━━━ RECORDED INFORMATION
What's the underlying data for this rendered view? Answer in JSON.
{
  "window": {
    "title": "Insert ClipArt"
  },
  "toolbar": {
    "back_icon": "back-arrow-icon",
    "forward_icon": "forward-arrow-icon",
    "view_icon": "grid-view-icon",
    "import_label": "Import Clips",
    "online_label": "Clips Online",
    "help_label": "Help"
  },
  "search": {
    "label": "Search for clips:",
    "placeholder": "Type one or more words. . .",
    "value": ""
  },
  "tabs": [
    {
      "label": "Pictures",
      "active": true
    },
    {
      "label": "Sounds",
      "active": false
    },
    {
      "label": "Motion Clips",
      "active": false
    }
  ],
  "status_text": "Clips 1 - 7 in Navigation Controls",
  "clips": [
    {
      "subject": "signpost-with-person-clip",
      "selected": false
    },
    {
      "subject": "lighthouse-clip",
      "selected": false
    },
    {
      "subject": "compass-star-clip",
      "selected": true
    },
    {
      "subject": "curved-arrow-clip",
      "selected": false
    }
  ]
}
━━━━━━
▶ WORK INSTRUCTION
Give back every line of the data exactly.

▶ WRITTEN RESPONSE
What's the underlying data for this rendered view? Answer in JSON.
{
  "window": {
    "title": "Insert ClipArt"
  },
  "toolbar": {
    "back_icon": "back-arrow-icon",
    "forward_icon": "forward-arrow-icon",
    "view_icon": "grid-view-icon",
    "import_label": "Import Clips",
    "online_label": "Clips Online",
    "help_label": "Help"
  },
  "search": {
    "label": "Search for clips:",
    "placeholder": "Type one or more words. . .",
    "value": ""
  },
  "tabs": [
    {
      "label": "Pictures",
      "active": true
    },
    {
      "label": "Sounds",
      "active": false
    },
    {
      "label": "Motion Clips",
      "active": false
    }
  ],
  "status_text": "Clips 1 - 7 in Navigation Controls",
  "clips": [
    {
      "subject": "signpost-with-person-clip",
      "selected": false
    },
    {
      "subject": "lighthouse-clip",
      "selected": false
    },
    {
      "subject": "compass-star-clip",
      "selected": true
    },
    {
      "subject": "curved-arrow-clip",
      "selected": false
    }
  ]
}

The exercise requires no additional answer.